# ABOUT THIS EXERCISE
Return all lines in the data where the string "Stock" can be found.

(Web page and app entries)
========

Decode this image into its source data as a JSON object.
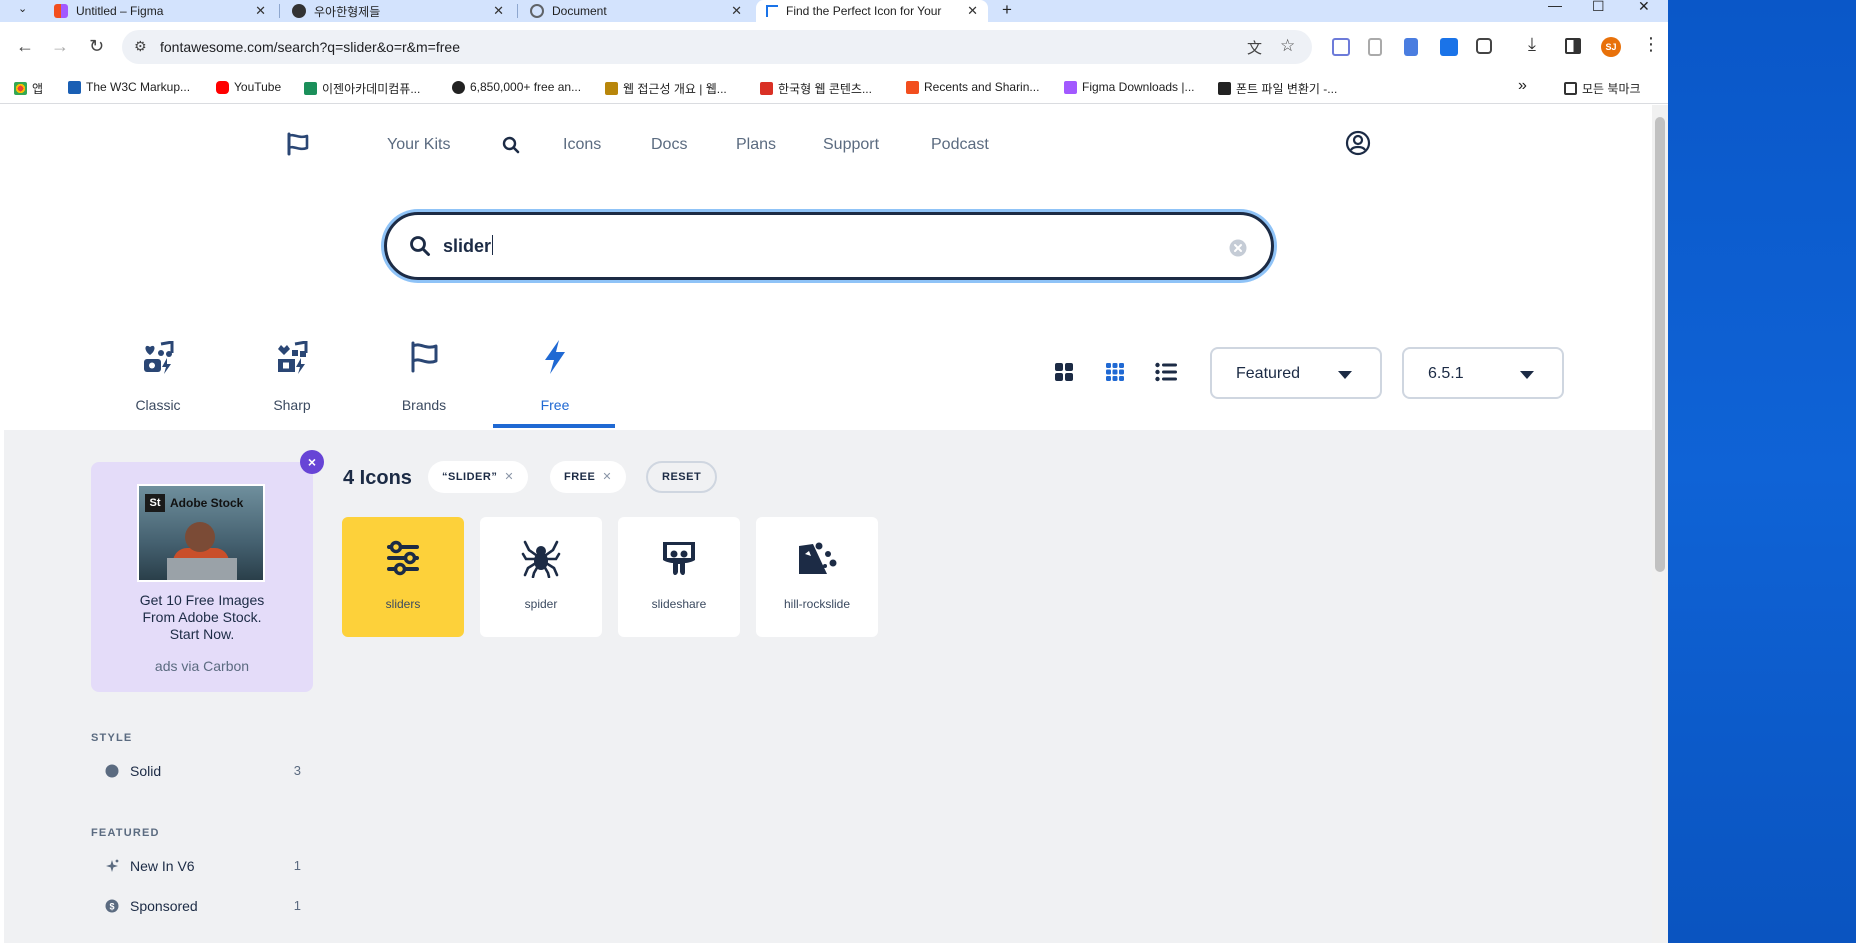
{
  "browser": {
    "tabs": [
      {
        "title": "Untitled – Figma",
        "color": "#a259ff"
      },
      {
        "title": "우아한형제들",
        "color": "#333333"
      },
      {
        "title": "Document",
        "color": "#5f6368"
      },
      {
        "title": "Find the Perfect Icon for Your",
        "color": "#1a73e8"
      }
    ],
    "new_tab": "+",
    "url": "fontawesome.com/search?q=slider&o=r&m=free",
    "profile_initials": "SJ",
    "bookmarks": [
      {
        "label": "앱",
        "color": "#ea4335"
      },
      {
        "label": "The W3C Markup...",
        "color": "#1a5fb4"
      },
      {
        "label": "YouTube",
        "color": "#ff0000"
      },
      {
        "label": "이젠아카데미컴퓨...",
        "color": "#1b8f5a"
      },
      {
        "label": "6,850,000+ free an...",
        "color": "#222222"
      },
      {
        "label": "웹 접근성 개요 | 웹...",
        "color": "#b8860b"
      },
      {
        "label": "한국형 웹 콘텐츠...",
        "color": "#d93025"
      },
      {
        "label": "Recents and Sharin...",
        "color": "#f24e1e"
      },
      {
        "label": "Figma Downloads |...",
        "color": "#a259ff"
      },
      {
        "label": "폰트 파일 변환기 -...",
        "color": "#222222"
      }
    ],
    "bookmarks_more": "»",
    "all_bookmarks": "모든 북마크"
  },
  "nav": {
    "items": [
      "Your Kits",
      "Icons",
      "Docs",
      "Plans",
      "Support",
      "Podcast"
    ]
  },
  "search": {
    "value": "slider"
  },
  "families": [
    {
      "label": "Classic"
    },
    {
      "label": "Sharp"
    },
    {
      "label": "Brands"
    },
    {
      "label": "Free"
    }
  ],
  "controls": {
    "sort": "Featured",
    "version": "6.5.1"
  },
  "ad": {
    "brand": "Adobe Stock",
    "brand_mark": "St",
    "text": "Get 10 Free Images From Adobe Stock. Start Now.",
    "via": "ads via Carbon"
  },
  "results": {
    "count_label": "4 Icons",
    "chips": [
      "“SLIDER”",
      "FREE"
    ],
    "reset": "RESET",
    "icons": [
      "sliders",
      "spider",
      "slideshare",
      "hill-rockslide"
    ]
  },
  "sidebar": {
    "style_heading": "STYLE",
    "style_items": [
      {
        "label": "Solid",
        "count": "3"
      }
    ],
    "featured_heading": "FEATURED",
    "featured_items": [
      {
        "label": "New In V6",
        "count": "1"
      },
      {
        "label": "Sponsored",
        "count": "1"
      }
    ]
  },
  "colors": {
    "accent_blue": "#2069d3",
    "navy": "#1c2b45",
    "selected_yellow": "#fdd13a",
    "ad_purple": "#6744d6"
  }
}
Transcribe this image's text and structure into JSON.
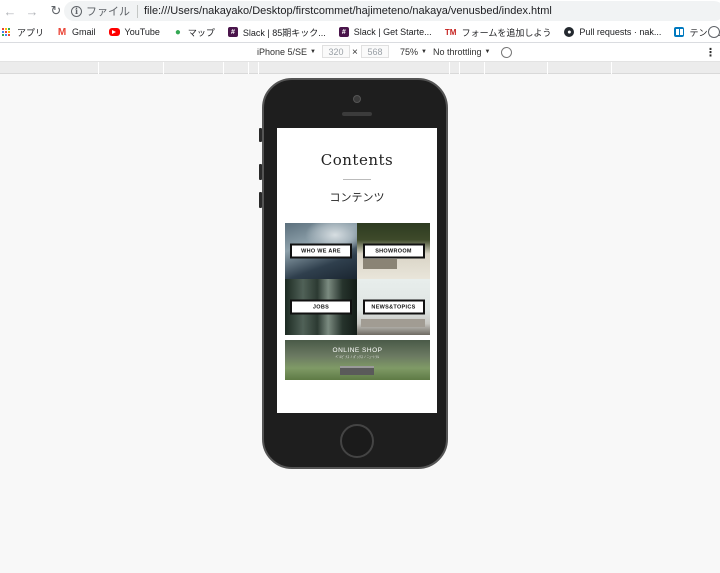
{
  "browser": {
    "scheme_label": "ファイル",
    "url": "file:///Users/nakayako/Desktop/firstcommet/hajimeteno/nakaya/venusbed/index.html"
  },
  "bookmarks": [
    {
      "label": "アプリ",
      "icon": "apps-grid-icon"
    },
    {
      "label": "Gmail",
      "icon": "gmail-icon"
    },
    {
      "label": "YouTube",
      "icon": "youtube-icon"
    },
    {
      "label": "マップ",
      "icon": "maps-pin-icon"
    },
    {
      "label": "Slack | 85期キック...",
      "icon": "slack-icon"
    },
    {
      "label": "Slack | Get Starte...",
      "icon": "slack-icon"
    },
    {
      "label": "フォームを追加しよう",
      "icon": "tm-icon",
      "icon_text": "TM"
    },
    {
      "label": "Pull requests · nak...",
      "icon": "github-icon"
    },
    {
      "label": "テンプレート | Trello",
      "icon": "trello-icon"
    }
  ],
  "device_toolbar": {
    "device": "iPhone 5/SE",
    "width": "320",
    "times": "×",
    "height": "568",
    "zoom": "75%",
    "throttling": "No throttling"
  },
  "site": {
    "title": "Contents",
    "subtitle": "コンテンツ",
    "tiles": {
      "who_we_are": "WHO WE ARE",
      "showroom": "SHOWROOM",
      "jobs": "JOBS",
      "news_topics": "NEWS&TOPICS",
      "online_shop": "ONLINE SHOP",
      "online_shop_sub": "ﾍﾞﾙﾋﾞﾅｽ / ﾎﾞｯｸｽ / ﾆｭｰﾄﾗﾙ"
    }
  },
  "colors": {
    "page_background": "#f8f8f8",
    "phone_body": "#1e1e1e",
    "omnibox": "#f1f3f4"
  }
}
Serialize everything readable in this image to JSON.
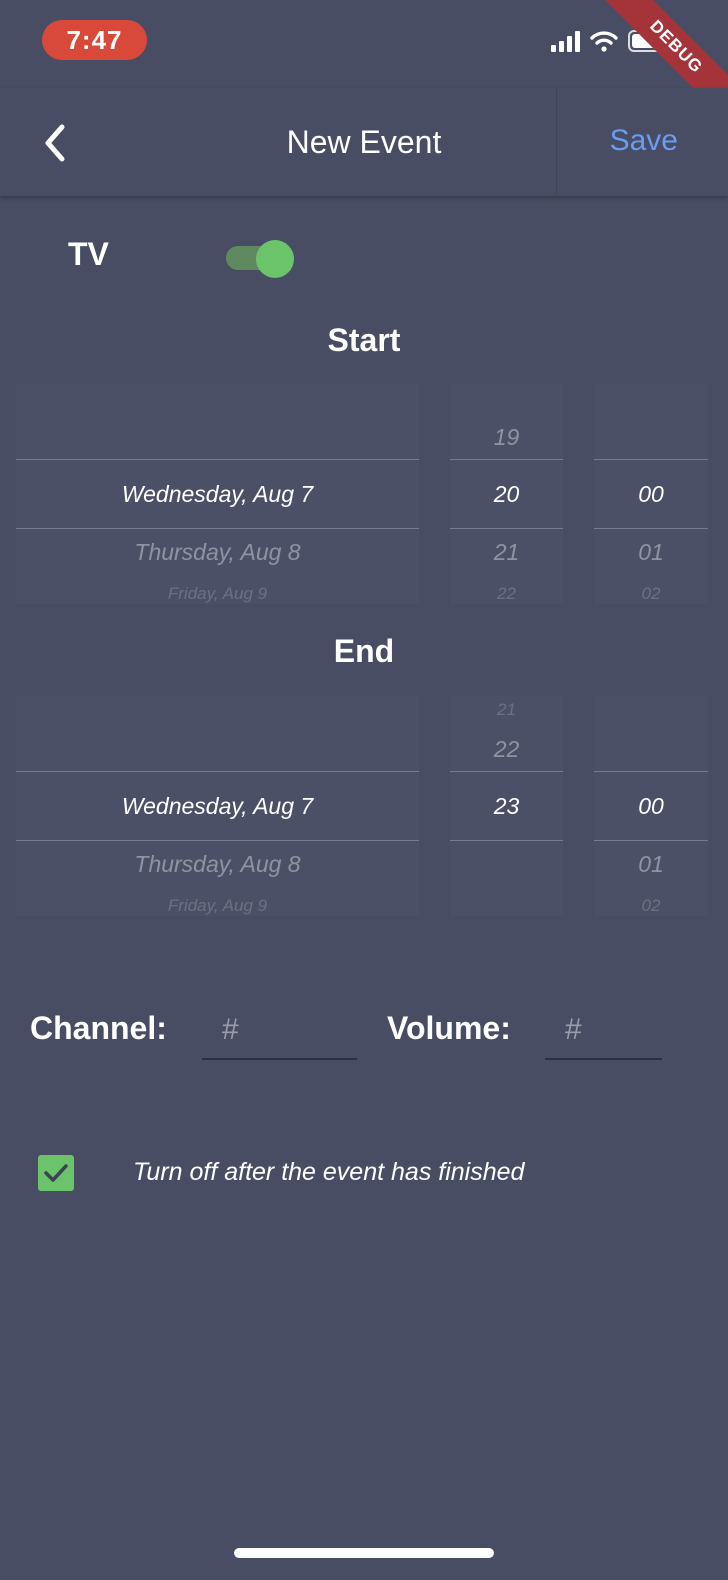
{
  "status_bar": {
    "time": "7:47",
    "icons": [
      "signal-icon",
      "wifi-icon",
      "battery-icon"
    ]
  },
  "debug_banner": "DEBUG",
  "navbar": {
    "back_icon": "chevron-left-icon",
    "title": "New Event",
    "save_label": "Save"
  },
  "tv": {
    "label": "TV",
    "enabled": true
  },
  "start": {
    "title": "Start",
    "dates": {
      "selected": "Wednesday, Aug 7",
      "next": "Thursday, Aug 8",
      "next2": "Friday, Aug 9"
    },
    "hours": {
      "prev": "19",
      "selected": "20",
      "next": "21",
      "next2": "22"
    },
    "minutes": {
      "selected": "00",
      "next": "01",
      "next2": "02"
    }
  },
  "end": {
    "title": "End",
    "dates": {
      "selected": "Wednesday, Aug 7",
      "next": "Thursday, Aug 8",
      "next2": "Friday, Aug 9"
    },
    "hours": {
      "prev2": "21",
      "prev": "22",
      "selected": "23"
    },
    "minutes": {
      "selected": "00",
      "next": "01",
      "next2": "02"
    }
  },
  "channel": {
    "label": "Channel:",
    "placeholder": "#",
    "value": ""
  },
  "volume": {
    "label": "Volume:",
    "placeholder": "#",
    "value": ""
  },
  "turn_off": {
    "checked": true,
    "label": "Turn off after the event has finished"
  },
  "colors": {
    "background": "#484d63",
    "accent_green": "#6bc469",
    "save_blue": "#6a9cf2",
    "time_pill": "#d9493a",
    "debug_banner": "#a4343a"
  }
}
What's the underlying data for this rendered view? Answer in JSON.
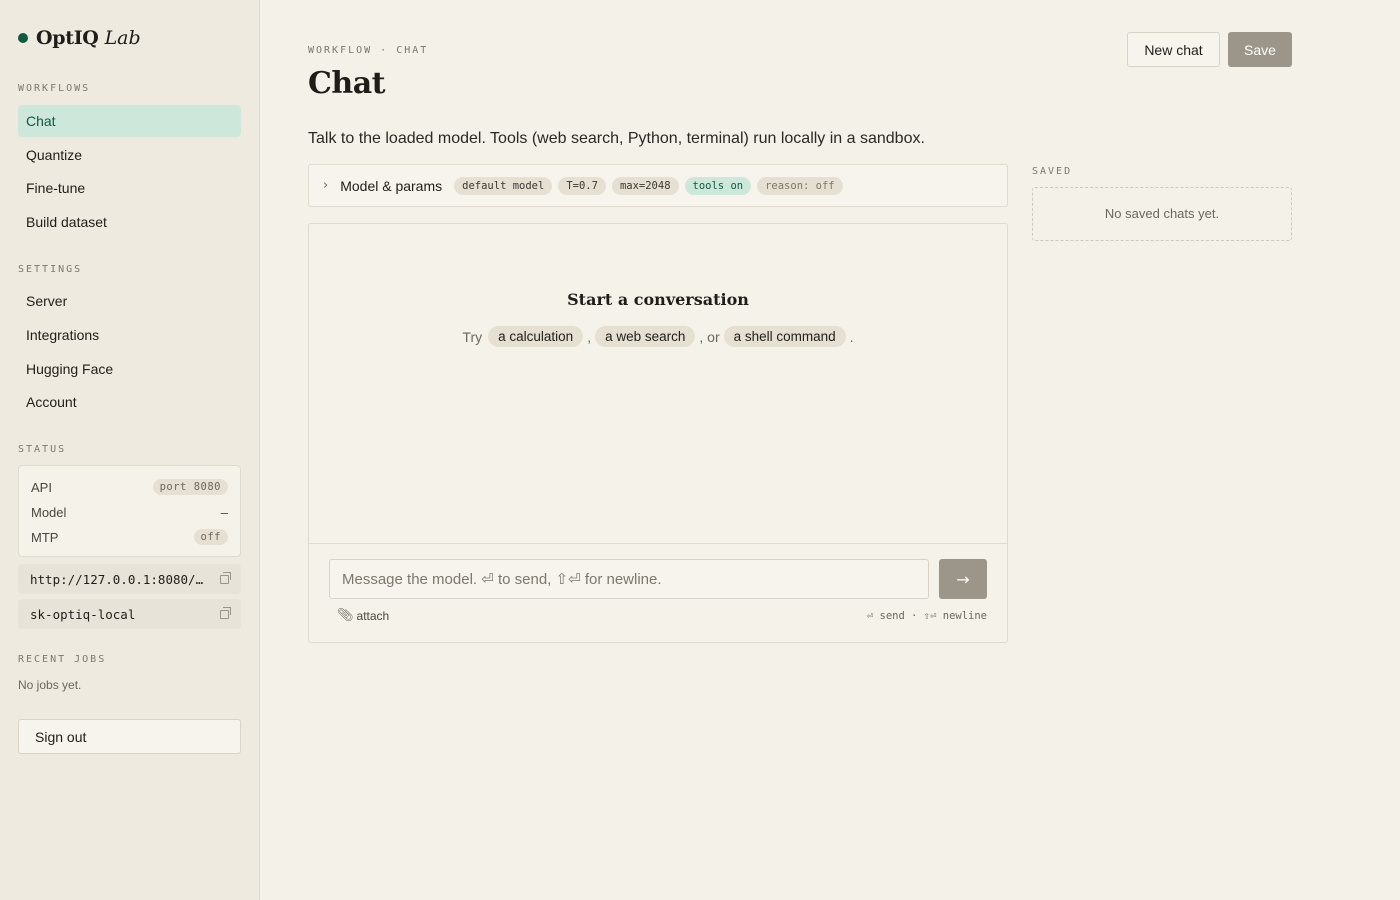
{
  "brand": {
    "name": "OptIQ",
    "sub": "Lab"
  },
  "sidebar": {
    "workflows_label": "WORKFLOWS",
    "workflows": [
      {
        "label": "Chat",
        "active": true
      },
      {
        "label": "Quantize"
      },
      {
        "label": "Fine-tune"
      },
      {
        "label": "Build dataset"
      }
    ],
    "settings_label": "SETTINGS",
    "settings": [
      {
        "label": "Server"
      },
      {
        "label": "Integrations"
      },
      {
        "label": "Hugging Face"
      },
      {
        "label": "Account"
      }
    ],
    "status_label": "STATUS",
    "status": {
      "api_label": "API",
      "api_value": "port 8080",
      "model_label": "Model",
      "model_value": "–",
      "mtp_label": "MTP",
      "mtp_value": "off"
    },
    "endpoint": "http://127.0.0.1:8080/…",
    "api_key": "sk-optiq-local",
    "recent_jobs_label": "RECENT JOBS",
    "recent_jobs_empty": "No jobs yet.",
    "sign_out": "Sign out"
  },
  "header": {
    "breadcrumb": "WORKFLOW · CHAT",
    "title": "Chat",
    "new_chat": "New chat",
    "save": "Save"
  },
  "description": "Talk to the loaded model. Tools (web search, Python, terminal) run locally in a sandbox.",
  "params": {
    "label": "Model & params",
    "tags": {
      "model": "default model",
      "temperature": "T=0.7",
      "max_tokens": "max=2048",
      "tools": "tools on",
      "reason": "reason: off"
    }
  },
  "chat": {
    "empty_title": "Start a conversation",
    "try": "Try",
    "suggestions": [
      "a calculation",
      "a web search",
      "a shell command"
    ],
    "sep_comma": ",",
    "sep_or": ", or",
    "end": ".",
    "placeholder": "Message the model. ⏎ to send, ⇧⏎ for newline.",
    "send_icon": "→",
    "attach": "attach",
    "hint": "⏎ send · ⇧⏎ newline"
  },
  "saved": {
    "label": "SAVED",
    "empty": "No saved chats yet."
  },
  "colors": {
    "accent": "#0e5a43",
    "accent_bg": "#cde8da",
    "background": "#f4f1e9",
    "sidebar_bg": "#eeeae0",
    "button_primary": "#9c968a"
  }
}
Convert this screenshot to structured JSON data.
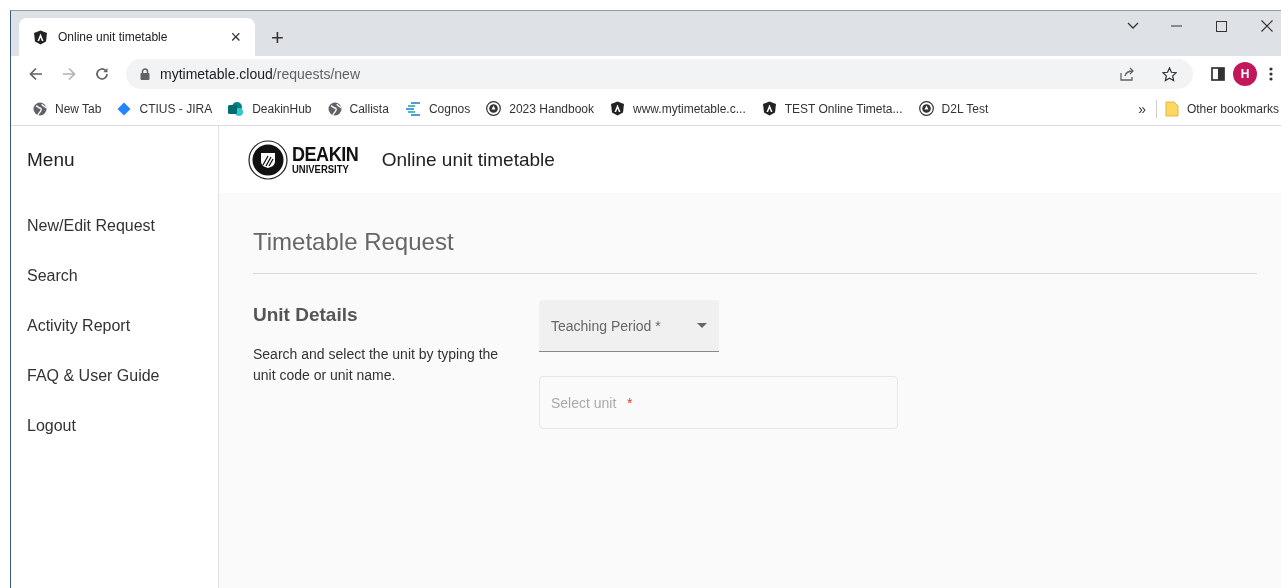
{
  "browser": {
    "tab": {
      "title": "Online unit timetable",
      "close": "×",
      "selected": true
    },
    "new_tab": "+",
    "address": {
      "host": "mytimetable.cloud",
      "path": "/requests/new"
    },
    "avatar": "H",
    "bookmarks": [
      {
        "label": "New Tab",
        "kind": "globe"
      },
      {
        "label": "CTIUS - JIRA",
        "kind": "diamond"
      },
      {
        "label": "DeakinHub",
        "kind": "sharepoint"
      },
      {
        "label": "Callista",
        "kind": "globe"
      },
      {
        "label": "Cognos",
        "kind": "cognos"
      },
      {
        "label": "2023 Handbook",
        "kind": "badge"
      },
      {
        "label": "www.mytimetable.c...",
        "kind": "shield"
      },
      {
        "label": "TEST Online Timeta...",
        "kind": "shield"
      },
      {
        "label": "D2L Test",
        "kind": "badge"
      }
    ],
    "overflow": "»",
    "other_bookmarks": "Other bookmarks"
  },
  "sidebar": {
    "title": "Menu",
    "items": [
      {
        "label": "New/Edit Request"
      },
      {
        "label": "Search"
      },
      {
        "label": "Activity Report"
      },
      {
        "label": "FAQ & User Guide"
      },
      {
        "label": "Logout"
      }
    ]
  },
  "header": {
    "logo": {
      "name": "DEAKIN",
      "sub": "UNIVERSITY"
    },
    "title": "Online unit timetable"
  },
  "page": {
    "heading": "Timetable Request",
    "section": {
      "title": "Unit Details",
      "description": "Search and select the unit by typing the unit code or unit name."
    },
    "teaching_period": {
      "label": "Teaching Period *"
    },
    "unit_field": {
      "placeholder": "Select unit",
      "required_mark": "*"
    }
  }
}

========

# EXPECTED ANSWER
    "brand": "Adobe Stock",
    "text": "Get 10 Free Images From Adobe Stock. Start Now.",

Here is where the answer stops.